EXERCISE REQUIREMENTS: Go through the material below, find each line with the word "Acronis", and copy those lines.

LISTED RECORDS:

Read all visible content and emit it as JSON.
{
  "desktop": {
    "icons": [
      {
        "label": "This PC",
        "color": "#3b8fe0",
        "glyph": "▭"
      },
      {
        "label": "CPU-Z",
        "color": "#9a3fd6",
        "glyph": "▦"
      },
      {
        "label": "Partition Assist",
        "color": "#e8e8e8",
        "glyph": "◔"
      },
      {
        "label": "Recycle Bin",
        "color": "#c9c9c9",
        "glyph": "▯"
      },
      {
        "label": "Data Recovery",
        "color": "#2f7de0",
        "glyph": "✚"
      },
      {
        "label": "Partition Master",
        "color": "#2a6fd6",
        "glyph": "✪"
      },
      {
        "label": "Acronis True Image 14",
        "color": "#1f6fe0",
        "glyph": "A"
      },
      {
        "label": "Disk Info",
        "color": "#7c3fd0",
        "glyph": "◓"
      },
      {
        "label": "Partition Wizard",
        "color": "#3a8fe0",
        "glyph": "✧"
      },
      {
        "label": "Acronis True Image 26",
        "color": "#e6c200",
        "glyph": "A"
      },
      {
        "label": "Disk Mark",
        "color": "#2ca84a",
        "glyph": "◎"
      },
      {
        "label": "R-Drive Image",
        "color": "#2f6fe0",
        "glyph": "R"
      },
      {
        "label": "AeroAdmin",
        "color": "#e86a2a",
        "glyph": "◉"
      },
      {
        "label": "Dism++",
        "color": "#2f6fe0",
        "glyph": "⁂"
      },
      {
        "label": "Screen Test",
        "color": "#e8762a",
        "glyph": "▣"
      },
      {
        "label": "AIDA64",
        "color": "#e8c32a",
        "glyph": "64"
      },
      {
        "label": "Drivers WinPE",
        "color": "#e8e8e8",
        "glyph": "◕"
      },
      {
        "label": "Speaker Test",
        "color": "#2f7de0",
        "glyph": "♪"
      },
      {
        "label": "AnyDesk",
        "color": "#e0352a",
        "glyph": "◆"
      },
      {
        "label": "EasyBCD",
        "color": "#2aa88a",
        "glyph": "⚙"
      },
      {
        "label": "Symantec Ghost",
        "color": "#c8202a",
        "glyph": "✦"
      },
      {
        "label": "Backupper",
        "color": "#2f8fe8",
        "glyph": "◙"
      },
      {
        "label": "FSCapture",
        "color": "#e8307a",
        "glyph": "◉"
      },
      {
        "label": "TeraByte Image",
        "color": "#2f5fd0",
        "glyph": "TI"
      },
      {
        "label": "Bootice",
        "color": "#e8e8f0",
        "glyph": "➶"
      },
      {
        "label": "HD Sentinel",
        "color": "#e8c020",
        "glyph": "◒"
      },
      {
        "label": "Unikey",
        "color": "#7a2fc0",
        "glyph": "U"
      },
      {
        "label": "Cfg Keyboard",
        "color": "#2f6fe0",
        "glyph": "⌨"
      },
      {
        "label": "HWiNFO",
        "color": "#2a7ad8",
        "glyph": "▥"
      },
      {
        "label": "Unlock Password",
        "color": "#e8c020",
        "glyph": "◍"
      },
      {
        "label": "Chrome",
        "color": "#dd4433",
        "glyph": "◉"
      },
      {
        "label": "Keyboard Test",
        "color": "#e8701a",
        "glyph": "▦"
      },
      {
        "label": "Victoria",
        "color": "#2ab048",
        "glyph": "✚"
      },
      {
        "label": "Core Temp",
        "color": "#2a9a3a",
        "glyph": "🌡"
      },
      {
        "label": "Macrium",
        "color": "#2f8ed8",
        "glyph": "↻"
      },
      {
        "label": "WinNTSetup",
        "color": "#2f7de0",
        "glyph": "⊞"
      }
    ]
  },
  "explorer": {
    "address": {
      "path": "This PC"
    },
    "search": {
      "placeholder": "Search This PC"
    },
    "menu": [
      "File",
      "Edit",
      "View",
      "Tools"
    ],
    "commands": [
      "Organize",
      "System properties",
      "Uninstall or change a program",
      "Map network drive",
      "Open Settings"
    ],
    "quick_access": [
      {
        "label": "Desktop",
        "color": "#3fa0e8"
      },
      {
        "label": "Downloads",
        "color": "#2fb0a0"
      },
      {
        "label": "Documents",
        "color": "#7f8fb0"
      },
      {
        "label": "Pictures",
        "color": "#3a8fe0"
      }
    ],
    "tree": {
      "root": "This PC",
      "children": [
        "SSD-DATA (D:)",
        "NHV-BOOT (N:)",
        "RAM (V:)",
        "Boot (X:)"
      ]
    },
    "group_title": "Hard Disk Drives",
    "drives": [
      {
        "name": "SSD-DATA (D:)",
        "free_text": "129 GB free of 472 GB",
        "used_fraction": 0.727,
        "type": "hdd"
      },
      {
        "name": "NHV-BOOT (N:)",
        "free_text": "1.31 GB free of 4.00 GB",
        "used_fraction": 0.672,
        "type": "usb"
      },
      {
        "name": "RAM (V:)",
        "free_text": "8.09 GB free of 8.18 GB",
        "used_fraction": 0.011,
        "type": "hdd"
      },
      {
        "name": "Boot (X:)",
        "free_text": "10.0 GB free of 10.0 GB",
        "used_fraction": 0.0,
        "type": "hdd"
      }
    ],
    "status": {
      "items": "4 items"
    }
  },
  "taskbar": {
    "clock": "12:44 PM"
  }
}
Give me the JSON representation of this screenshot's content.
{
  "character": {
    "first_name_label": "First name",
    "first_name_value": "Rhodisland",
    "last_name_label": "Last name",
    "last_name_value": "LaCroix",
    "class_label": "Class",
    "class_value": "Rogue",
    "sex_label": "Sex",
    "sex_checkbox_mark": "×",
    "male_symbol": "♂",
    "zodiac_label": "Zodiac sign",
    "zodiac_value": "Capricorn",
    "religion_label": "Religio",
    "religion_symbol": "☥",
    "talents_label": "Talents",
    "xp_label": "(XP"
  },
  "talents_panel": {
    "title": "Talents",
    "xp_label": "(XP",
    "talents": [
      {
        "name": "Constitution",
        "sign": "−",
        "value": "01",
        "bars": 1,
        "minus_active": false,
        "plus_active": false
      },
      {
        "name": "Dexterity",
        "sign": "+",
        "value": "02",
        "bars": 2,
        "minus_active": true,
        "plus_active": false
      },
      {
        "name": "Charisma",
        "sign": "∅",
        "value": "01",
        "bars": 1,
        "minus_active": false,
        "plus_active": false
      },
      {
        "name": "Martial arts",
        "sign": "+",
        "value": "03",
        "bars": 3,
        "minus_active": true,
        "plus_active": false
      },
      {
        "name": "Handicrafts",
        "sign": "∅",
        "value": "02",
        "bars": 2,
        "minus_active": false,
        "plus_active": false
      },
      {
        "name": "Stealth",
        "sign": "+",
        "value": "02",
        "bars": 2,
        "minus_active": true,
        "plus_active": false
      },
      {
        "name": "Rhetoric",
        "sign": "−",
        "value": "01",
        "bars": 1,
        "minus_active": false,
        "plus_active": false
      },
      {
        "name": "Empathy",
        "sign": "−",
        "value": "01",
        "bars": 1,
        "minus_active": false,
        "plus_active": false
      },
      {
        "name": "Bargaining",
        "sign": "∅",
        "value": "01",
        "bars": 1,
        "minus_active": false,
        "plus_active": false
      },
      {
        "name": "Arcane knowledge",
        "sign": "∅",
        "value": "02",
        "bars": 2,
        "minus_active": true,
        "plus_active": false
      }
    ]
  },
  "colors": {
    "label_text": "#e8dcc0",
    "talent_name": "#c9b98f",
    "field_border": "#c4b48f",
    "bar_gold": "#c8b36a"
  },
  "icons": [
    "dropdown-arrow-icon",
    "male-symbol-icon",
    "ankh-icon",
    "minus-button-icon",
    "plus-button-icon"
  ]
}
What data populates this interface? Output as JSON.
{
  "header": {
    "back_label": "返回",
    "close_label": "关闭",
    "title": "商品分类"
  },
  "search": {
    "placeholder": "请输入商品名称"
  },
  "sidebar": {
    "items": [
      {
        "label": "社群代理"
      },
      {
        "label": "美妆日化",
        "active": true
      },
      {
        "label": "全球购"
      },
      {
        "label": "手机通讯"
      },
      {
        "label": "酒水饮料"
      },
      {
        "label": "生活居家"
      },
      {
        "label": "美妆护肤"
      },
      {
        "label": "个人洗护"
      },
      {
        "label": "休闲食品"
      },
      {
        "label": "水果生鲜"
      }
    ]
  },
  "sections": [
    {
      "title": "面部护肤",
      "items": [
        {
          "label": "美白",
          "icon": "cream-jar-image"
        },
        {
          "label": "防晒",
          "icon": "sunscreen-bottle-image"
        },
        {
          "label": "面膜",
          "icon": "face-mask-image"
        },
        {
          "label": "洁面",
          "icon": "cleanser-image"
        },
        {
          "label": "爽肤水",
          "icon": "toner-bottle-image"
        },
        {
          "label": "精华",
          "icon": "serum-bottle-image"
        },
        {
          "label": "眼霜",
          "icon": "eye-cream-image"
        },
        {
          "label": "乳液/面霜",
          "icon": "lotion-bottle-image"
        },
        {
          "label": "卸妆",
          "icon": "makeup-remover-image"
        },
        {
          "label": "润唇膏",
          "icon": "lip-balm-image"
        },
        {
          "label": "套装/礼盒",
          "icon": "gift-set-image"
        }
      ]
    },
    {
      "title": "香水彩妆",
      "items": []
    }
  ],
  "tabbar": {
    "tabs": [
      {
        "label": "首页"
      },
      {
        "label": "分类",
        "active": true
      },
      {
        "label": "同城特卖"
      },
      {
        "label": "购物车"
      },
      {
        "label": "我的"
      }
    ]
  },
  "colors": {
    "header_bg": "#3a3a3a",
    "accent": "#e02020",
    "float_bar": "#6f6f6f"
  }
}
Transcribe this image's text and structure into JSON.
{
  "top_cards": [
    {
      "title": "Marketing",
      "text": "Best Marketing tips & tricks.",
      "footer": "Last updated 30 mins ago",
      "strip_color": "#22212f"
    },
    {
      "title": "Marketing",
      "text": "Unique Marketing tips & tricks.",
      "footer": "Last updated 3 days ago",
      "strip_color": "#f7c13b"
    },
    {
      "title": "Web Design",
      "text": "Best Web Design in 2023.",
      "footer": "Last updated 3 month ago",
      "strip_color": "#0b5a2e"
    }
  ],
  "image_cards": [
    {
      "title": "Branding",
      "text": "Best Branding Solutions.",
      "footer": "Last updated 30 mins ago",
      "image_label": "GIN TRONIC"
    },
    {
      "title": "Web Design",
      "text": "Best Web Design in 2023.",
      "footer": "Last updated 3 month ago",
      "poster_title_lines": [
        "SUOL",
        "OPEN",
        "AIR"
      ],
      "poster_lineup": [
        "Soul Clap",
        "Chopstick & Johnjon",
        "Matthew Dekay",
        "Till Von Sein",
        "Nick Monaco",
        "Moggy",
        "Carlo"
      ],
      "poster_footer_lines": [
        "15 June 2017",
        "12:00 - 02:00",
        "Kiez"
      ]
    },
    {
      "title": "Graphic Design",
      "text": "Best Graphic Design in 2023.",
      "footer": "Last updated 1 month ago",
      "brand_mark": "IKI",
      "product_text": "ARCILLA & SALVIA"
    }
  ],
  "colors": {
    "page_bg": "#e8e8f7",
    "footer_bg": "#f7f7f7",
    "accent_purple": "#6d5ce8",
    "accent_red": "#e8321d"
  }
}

WRITTEN SOLUTION:
        "label": "Acronis True Image 14",
        "label": "Acronis True Image 26",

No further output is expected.